Auction Hunters visits Honolulu’s Storage Units

Allen (left) and Ton have fun posing with these finds.

Auction Hunters is currently shooting in Honolulu for its third season on Spike TV. While the producers are keeping its high-priced finds under wraps for now, we were able to talk with the show’s cast, Clinton “Ton” Jones and Allen Haff, to give us a sample of what discoveries they are making in storage units around Oahu.

First up is a large tiki god, more than 12 inches in height. Haff says that he can easily tell that it was hand-carved by a woodsmith, which dates its creation to approximately the 1970s. He values it at $300, more than I was expecting. Along with the tiki god, they appraised a monkey carved from a single piece of monkeypod, also from the 1970s. Its intricacies make it worth about $120, says Haff.

Other items they shared were coins, including a 1924 Hawaii bus token, a dolphin carved into an Asian Water Buffalo horn, a nautilus shell (which are now protected) used as a candle, Mexican jewelry, a book containing all the artwork from Sailor Jerry’s Honolulu tattoo parlor, as well as military items, including service medals and a Merchant Marines badge, which is a rare find, they add. “We always try to return the medals to the owners if they are alive,” says Haff.

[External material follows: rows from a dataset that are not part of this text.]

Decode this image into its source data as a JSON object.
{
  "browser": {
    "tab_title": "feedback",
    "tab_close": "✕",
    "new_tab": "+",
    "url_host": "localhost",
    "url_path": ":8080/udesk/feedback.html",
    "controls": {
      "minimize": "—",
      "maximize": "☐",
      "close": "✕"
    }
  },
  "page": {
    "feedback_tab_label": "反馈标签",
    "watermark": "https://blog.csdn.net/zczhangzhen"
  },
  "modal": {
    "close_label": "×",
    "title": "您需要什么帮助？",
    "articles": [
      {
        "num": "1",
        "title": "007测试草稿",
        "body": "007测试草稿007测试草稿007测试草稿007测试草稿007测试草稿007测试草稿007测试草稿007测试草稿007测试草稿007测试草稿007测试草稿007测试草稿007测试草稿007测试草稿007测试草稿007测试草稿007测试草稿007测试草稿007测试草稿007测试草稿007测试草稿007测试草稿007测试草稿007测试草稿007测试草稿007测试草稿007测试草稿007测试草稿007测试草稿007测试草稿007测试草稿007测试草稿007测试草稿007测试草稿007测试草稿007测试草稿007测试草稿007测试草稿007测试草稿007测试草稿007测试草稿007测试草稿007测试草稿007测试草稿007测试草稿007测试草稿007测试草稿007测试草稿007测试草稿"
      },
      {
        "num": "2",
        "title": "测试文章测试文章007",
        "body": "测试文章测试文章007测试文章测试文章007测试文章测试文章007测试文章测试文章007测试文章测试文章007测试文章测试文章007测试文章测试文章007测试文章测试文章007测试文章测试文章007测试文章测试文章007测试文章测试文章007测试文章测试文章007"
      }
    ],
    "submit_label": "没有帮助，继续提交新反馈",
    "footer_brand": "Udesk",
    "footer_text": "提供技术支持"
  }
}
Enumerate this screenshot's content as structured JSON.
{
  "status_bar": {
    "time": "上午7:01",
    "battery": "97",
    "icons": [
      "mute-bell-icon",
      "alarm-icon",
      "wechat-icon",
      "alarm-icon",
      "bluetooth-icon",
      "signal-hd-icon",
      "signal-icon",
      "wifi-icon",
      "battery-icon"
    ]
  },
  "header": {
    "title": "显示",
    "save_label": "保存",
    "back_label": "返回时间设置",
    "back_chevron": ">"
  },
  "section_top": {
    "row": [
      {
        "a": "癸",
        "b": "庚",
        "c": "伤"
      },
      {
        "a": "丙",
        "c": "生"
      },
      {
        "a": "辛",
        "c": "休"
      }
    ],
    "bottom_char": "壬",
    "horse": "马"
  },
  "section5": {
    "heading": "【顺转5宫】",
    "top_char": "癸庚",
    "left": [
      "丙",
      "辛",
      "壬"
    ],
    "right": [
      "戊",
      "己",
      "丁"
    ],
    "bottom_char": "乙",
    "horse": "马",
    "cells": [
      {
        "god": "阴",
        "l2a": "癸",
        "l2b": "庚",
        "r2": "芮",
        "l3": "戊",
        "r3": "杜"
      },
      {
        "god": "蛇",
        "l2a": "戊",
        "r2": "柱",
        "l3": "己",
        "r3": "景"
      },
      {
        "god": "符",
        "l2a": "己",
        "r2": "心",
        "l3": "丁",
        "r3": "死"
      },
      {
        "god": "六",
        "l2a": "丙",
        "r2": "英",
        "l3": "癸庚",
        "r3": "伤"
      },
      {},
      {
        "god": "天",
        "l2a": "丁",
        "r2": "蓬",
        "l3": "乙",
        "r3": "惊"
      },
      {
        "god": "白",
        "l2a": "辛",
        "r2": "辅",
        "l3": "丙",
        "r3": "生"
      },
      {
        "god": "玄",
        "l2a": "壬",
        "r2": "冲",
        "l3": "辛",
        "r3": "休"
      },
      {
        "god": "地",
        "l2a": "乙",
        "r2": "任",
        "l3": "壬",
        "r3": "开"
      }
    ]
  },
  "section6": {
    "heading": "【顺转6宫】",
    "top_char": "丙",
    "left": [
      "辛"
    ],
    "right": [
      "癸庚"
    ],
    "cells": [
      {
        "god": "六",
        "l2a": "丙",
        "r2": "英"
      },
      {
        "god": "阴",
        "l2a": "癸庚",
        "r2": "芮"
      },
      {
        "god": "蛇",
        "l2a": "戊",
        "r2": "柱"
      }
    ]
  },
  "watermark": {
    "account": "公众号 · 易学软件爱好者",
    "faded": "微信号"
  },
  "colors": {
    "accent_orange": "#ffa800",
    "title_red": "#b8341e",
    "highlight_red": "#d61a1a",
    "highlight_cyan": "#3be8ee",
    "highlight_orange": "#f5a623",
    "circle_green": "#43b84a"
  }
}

While storage auctions seem like a lucrative business, Jones and Haff say they go through eight to nine units per day while filming, and often find only a couple of interesting items for the show. But, they say, they’ve enjoyed their time on Oahu, have gathered numerous souvenirs via the auctions, and have met friends along the way that have been “more than family.”

On coming to Hawaii, Haff says, “I made a joke to Ton about maybe finding a unit with a Wyland in it.” Sure enough, he found a unit containing a print on which all he could see were the letters “land.” He took the risk, stuck it out through the auction and now has a signed and numbered print by Wyland.


Spike TV will be airing the episodes on location in Hawaii later this year.

For more coverage and video, visit Melissa Chang's blog.